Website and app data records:
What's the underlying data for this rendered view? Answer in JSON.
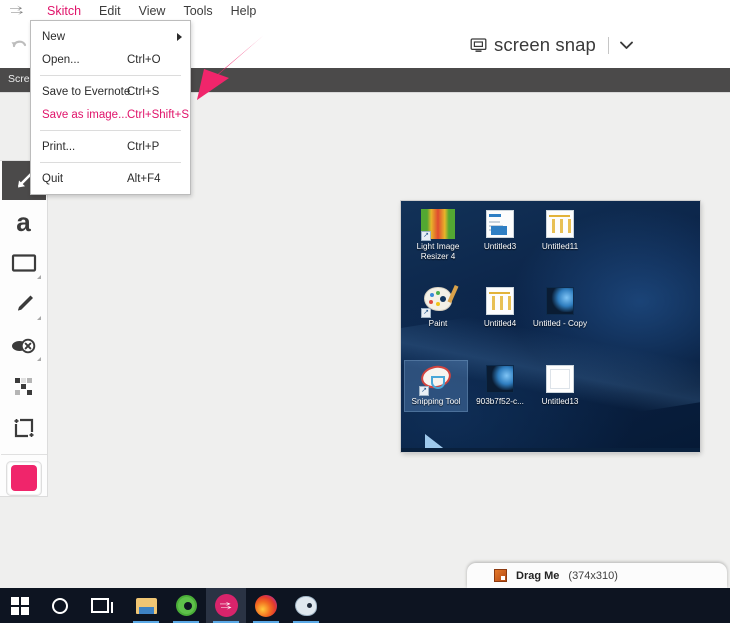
{
  "app": {
    "logo_icon": "skitch-arrow-logo",
    "menus": [
      {
        "label": "Skitch",
        "active": true
      },
      {
        "label": "Edit",
        "active": false
      },
      {
        "label": "View",
        "active": false
      },
      {
        "label": "Tools",
        "active": false
      },
      {
        "label": "Help",
        "active": false
      }
    ]
  },
  "toolbar": {
    "undo_icon": "undo-icon",
    "snap_title": "screen snap",
    "snap_monitor_icon": "monitor-icon",
    "snap_chevron_icon": "chevron-down-icon"
  },
  "tabbar": {
    "tab_label": "Scree"
  },
  "file_menu": {
    "items": [
      {
        "label": "New",
        "accel": "",
        "highlight": false,
        "submenu": true
      },
      {
        "label": "Open...",
        "accel": "Ctrl+O",
        "highlight": false,
        "submenu": false
      },
      {
        "separator": true
      },
      {
        "label": "Save to Evernote",
        "accel": "Ctrl+S",
        "highlight": false,
        "submenu": false
      },
      {
        "label": "Save as image...",
        "accel": "Ctrl+Shift+S",
        "highlight": true,
        "submenu": false
      },
      {
        "separator": true
      },
      {
        "label": "Print...",
        "accel": "Ctrl+P",
        "highlight": false,
        "submenu": false
      },
      {
        "separator": true
      },
      {
        "label": "Quit",
        "accel": "Alt+F4",
        "highlight": false,
        "submenu": false
      }
    ]
  },
  "palette": {
    "tools": [
      {
        "name": "arrow-tool",
        "icon": "arrow-icon",
        "selected": true
      },
      {
        "name": "text-tool",
        "icon": "letter-a-icon",
        "selected": false
      },
      {
        "name": "shape-tool",
        "icon": "rectangle-icon",
        "selected": false
      },
      {
        "name": "marker-tool",
        "icon": "pen-icon",
        "selected": false
      },
      {
        "name": "blur-tool",
        "icon": "stamp-icon",
        "selected": false
      },
      {
        "name": "pixelate-tool",
        "icon": "pixelate-icon",
        "selected": false
      },
      {
        "name": "crop-tool",
        "icon": "crop-icon",
        "selected": false
      }
    ],
    "color_swatch": "#F0256B"
  },
  "annotation": {
    "type": "arrow",
    "color": "#F0256B"
  },
  "screenshot": {
    "desktop_icons": [
      {
        "label": "Light Image Resizer 4",
        "art": "lir",
        "selected": false
      },
      {
        "label": "Untitled3",
        "art": "doc",
        "selected": false
      },
      {
        "label": "Untitled11",
        "art": "doc2",
        "selected": false
      },
      {
        "label": "Paint",
        "art": "pal",
        "selected": false
      },
      {
        "label": "Untitled4",
        "art": "doc2",
        "selected": false
      },
      {
        "label": "Untitled - Copy",
        "art": "win",
        "selected": false
      },
      {
        "label": "Snipping Tool",
        "art": "snip",
        "selected": true
      },
      {
        "label": "903b7f52-c...",
        "art": "win",
        "selected": false
      },
      {
        "label": "Untitled13",
        "art": "doc3",
        "selected": false
      }
    ]
  },
  "drag_me": {
    "icon": "image-file-icon",
    "label": "Drag Me",
    "dimensions": "(374x310)"
  },
  "taskbar": {
    "items": [
      {
        "name": "start-button",
        "icon": "windows-logo-icon",
        "active": false,
        "running": false
      },
      {
        "name": "cortana-button",
        "icon": "circle-icon",
        "active": false,
        "running": false
      },
      {
        "name": "task-view-button",
        "icon": "task-view-icon",
        "active": false,
        "running": false
      },
      {
        "name": "file-explorer-button",
        "icon": "folder-icon",
        "active": false,
        "running": true
      },
      {
        "name": "green-app-button",
        "icon": "green-circle-icon",
        "active": false,
        "running": true
      },
      {
        "name": "skitch-button",
        "icon": "skitch-icon",
        "active": true,
        "running": true
      },
      {
        "name": "firefox-button",
        "icon": "firefox-icon",
        "active": false,
        "running": true
      },
      {
        "name": "paint-button",
        "icon": "paint-icon",
        "active": false,
        "running": true
      }
    ]
  },
  "colors": {
    "accent_pink": "#E0136A",
    "dark_bar": "#4B4A4A",
    "canvas": "#EFEFEE",
    "taskbar": "#0D1421"
  }
}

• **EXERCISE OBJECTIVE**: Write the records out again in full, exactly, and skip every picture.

• **YOUR SOLUTION**:
What's the underlying data for this rendered view? Answer in JSON.
{
  "app": {
    "logo_icon": "skitch-arrow-logo",
    "menus": [
      {
        "label": "Skitch",
        "active": true
      },
      {
        "label": "Edit",
        "active": false
      },
      {
        "label": "View",
        "active": false
      },
      {
        "label": "Tools",
        "active": false
      },
      {
        "label": "Help",
        "active": false
      }
    ]
  },
  "toolbar": {
    "undo_icon": "undo-icon",
    "snap_title": "screen snap",
    "snap_monitor_icon": "monitor-icon",
    "snap_chevron_icon": "chevron-down-icon"
  },
  "tabbar": {
    "tab_label": "Scree"
  },
  "file_menu": {
    "items": [
      {
        "label": "New",
        "accel": "",
        "highlight": false,
        "submenu": true
      },
      {
        "label": "Open...",
        "accel": "Ctrl+O",
        "highlight": false,
        "submenu": false
      },
      {
        "separator": true
      },
      {
        "label": "Save to Evernote",
        "accel": "Ctrl+S",
        "highlight": false,
        "submenu": false
      },
      {
        "label": "Save as image...",
        "accel": "Ctrl+Shift+S",
        "highlight": true,
        "submenu": false
      },
      {
        "separator": true
      },
      {
        "label": "Print...",
        "accel": "Ctrl+P",
        "highlight": false,
        "submenu": false
      },
      {
        "separator": true
      },
      {
        "label": "Quit",
        "accel": "Alt+F4",
        "highlight": false,
        "submenu": false
      }
    ]
  },
  "palette": {
    "tools": [
      {
        "name": "arrow-tool",
        "icon": "arrow-icon",
        "selected": true
      },
      {
        "name": "text-tool",
        "icon": "letter-a-icon",
        "selected": false
      },
      {
        "name": "shape-tool",
        "icon": "rectangle-icon",
        "selected": false
      },
      {
        "name": "marker-tool",
        "icon": "pen-icon",
        "selected": false
      },
      {
        "name": "blur-tool",
        "icon": "stamp-icon",
        "selected": false
      },
      {
        "name": "pixelate-tool",
        "icon": "pixelate-icon",
        "selected": false
      },
      {
        "name": "crop-tool",
        "icon": "crop-icon",
        "selected": false
      }
    ],
    "color_swatch": "#F0256B"
  },
  "annotation": {
    "type": "arrow",
    "color": "#F0256B"
  },
  "screenshot": {
    "desktop_icons": [
      {
        "label": "Light Image Resizer 4",
        "art": "lir",
        "selected": false
      },
      {
        "label": "Untitled3",
        "art": "doc",
        "selected": false
      },
      {
        "label": "Untitled11",
        "art": "doc2",
        "selected": false
      },
      {
        "label": "Paint",
        "art": "pal",
        "selected": false
      },
      {
        "label": "Untitled4",
        "art": "doc2",
        "selected": false
      },
      {
        "label": "Untitled - Copy",
        "art": "win",
        "selected": false
      },
      {
        "label": "Snipping Tool",
        "art": "snip",
        "selected": true
      },
      {
        "label": "903b7f52-c...",
        "art": "win",
        "selected": false
      },
      {
        "label": "Untitled13",
        "art": "doc3",
        "selected": false
      }
    ]
  },
  "drag_me": {
    "icon": "image-file-icon",
    "label": "Drag Me",
    "dimensions": "(374x310)"
  },
  "taskbar": {
    "items": [
      {
        "name": "start-button",
        "icon": "windows-logo-icon",
        "active": false,
        "running": false
      },
      {
        "name": "cortana-button",
        "icon": "circle-icon",
        "active": false,
        "running": false
      },
      {
        "name": "task-view-button",
        "icon": "task-view-icon",
        "active": false,
        "running": false
      },
      {
        "name": "file-explorer-button",
        "icon": "folder-icon",
        "active": false,
        "running": true
      },
      {
        "name": "green-app-button",
        "icon": "green-circle-icon",
        "active": false,
        "running": true
      },
      {
        "name": "skitch-button",
        "icon": "skitch-icon",
        "active": true,
        "running": true
      },
      {
        "name": "firefox-button",
        "icon": "firefox-icon",
        "active": false,
        "running": true
      },
      {
        "name": "paint-button",
        "icon": "paint-icon",
        "active": false,
        "running": true
      }
    ]
  },
  "colors": {
    "accent_pink": "#E0136A",
    "dark_bar": "#4B4A4A",
    "canvas": "#EFEFEE",
    "taskbar": "#0D1421"
  }
}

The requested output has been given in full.